Reps rate sales forces

July 1, 2000

Pharmaceutical Representative

Pfizer, Merck and Bristol-Myers Squibb top the list of companies with the most effective sales forces according to a new study profiling pharmaceutical sales representatives and the factors that motivate them.

Pfizer, Merck and Bristol-Myers Squibb top the list of companies with the most effective sales forces according to a new study profiling pharmaceutical sales representatives and the factors that motivate them.

According to the Scott-Levin study, "Sales Force Productivity and Effectiveness 2000," the top three companies also had the three largest sales forces as of the fourth quarter of 1999. Some companies' rankings outstripped their size, though: Glaxo Wellcome, rated fourth, had the eighth-largest sales force; Eli Lilly and Co. (rated no. 6) had the 10th largest; Schering (rated no. 7) had the 16th largest; and Parke-Davis (rated no. 10) had the 13th largest sales force.

Pfizer and Merck repeated their 1998 rankings; Pfizer received 25% of the 2,125 total mentions by respondents.

Other highlights of the study:


•Â Approximately 62% of respondents said their companies' total compensation package had "a lot" of impact on their motivation, while 30% said compensation had "quite a bit" of impact.


•Â Overall, respondents said base salary represented 75% of compensation. The rest came in the form of incentives such as bonuses and stock options.


•Â An overwhelming majority - 95% of the more than 700 reps surveyed - said the quality of their companies' products was either "very" or "extremely" important to both their motivation and their ability to succeed in the marketplace.

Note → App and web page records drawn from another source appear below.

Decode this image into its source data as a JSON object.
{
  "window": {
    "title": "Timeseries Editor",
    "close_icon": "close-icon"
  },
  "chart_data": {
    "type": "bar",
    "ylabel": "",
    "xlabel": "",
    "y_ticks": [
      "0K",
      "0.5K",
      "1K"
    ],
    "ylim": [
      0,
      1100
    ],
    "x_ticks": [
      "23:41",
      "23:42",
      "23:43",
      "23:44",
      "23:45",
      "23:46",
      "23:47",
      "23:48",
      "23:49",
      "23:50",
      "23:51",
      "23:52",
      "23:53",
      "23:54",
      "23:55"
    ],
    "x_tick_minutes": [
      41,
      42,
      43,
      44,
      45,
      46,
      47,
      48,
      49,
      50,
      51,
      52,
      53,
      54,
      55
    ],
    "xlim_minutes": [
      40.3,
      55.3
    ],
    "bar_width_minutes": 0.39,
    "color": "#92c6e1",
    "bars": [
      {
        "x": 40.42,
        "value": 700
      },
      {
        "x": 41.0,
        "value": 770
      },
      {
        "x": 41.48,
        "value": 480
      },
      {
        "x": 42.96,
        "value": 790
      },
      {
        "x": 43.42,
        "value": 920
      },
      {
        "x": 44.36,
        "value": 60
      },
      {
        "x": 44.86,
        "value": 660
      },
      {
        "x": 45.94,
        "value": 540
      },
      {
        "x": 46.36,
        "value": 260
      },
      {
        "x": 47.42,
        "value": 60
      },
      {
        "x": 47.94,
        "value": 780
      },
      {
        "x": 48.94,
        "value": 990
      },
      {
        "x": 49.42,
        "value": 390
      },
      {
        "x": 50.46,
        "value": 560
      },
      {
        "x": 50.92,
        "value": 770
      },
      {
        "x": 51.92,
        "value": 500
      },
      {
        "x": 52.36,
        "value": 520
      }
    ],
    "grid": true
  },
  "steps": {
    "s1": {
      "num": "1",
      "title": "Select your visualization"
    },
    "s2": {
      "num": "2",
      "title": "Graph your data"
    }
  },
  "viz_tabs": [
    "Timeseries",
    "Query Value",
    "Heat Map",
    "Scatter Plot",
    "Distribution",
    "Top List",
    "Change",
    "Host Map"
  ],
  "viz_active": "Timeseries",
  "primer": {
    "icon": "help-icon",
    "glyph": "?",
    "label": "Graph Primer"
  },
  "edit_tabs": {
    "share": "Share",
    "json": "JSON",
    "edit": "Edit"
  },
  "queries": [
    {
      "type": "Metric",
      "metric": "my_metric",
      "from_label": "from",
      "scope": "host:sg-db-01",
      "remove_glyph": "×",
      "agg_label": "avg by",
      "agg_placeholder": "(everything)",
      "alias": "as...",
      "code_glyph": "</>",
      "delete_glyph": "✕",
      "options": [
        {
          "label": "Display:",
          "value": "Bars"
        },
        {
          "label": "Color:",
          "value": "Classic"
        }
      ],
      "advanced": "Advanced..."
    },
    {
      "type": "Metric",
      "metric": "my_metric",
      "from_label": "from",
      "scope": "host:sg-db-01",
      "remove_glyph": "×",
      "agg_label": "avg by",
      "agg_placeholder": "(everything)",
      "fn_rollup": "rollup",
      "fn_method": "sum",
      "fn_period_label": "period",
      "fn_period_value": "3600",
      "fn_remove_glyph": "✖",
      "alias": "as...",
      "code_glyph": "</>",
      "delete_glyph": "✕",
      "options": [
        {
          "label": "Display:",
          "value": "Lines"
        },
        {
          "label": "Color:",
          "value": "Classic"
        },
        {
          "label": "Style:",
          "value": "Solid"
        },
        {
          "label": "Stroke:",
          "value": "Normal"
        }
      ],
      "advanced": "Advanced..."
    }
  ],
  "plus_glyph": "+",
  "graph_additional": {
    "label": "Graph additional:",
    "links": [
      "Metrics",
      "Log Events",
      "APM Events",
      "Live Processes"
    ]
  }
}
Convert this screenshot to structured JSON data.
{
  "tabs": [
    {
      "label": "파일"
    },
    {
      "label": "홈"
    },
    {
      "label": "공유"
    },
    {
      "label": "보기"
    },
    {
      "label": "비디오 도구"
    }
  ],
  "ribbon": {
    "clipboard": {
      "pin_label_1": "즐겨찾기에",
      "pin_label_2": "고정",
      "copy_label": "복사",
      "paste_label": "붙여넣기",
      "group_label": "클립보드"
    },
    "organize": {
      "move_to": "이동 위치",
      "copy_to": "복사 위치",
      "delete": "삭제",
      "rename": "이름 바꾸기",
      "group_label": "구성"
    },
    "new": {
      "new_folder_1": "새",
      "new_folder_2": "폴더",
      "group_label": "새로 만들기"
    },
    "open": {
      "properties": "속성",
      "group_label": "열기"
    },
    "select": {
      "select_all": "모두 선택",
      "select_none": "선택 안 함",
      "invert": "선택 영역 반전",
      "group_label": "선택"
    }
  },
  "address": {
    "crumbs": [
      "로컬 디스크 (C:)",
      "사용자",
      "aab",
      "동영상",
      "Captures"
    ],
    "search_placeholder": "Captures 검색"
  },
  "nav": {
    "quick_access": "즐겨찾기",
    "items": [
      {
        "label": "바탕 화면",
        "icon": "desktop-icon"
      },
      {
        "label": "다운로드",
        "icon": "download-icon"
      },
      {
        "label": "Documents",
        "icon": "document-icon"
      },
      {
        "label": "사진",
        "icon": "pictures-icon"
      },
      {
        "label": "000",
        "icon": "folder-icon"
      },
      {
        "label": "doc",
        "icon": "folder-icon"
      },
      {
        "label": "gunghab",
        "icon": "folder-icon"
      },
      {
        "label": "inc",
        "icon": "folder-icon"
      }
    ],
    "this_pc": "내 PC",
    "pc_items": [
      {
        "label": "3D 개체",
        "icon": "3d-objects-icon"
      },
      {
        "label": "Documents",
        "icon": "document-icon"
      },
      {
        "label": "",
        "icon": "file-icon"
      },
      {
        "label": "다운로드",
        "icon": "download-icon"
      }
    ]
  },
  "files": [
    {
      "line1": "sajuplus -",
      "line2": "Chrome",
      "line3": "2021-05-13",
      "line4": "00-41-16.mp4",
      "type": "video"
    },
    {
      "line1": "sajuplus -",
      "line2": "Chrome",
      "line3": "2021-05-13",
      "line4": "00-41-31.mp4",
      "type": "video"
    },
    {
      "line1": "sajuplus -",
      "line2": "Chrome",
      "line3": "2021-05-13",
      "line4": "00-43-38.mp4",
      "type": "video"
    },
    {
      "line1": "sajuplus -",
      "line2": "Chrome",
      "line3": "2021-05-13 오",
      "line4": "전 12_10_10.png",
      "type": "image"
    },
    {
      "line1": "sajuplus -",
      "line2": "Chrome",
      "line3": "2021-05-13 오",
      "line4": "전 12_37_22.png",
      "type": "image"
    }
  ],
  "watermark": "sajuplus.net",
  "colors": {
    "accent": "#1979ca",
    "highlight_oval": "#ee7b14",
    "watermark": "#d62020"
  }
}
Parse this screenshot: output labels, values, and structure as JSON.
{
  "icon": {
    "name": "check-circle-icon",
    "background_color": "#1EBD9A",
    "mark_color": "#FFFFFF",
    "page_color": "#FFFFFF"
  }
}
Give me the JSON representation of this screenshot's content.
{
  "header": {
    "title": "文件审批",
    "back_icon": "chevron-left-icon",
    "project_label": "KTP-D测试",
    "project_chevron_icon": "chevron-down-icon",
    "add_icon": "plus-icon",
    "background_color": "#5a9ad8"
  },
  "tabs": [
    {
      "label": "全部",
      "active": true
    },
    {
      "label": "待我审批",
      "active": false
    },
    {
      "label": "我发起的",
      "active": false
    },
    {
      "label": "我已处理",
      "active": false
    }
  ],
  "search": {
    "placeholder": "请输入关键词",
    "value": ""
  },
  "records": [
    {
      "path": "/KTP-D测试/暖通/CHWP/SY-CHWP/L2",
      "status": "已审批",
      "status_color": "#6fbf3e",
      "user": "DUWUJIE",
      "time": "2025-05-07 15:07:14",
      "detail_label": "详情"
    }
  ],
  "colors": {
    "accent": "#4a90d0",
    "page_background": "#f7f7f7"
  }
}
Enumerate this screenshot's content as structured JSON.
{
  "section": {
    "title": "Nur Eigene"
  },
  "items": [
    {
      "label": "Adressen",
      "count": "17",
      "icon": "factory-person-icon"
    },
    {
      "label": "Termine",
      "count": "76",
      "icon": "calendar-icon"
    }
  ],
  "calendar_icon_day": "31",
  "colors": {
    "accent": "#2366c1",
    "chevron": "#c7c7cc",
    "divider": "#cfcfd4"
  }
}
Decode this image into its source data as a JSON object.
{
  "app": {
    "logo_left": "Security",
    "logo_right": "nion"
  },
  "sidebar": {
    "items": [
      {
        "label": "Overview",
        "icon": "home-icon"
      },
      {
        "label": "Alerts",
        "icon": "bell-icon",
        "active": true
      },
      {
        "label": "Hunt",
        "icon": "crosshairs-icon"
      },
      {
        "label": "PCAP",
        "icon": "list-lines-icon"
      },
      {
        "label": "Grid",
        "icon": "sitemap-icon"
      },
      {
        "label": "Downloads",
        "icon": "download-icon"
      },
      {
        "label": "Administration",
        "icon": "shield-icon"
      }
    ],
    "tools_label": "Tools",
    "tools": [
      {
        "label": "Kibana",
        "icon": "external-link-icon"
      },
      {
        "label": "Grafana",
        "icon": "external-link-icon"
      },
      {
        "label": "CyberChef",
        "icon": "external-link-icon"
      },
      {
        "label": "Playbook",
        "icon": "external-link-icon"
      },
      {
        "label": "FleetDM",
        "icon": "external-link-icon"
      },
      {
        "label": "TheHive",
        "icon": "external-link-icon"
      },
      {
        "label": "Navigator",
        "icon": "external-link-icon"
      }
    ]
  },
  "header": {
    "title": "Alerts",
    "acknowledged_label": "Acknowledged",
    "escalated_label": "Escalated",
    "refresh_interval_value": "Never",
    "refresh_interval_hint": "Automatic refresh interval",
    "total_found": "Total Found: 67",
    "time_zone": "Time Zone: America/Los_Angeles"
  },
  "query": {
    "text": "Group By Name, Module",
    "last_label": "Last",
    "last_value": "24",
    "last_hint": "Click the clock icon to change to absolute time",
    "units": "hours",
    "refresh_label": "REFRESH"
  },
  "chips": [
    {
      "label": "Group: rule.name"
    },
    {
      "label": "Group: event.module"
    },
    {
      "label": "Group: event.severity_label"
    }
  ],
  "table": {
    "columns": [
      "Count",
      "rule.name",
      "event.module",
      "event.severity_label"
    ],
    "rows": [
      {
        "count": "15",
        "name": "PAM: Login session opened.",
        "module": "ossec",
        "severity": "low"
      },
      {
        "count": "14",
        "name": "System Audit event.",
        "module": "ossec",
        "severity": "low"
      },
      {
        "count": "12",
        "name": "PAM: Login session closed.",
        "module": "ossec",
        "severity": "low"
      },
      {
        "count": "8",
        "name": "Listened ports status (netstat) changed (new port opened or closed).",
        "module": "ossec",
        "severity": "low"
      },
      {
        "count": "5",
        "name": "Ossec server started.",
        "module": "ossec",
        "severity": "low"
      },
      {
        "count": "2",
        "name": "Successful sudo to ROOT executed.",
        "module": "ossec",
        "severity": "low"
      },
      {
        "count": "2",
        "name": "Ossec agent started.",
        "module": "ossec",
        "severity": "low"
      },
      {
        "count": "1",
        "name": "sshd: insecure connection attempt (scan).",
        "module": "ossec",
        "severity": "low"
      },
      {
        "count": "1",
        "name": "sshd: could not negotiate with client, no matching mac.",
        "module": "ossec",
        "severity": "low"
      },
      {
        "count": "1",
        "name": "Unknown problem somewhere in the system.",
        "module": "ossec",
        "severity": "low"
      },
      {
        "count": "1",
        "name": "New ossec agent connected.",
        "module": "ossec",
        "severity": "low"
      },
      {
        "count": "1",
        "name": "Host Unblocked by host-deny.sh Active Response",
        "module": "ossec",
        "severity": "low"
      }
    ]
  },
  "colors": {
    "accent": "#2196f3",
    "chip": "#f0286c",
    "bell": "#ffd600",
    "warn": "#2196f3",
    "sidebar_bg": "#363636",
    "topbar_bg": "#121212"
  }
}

•Â Most (65%) said they were "very" or "extremely" well-informed about products in their companies' pipelines, but 28% felt only "somewhat" informed, and 7% felt "not very" or "not at all" informed.


•Â The overwhelming majority said their management communicated responsibilities "very clearly" (49%) or "extremely clearly" (41%).

Demographic info

The report also included new demographic information on sales reps and how they work. It showed significant variations among companies in call lists and promotion requirements, quotas achieved, compensation and job satisfaction.

Some demographic findings from the report included:


• The average respondent had spent 10 years in the pharmaceutical industry and seven with his or her current employer.


• Most (89%) said their companies established daily promotion requirements for reps. The average number of daily calls required was eight. Reps were expected to detail more than two products per call.


• Reps detailing office-based physicians said they spent an average of almost six minutes per detail. That was two minutes more than many said they were required to spend.


• More than 30% of respondents said they were required to call on nurse practitioners and physician assistants.

More information on the report is posted on the Internet at www.scottlevin.com. PR

Related Content:

News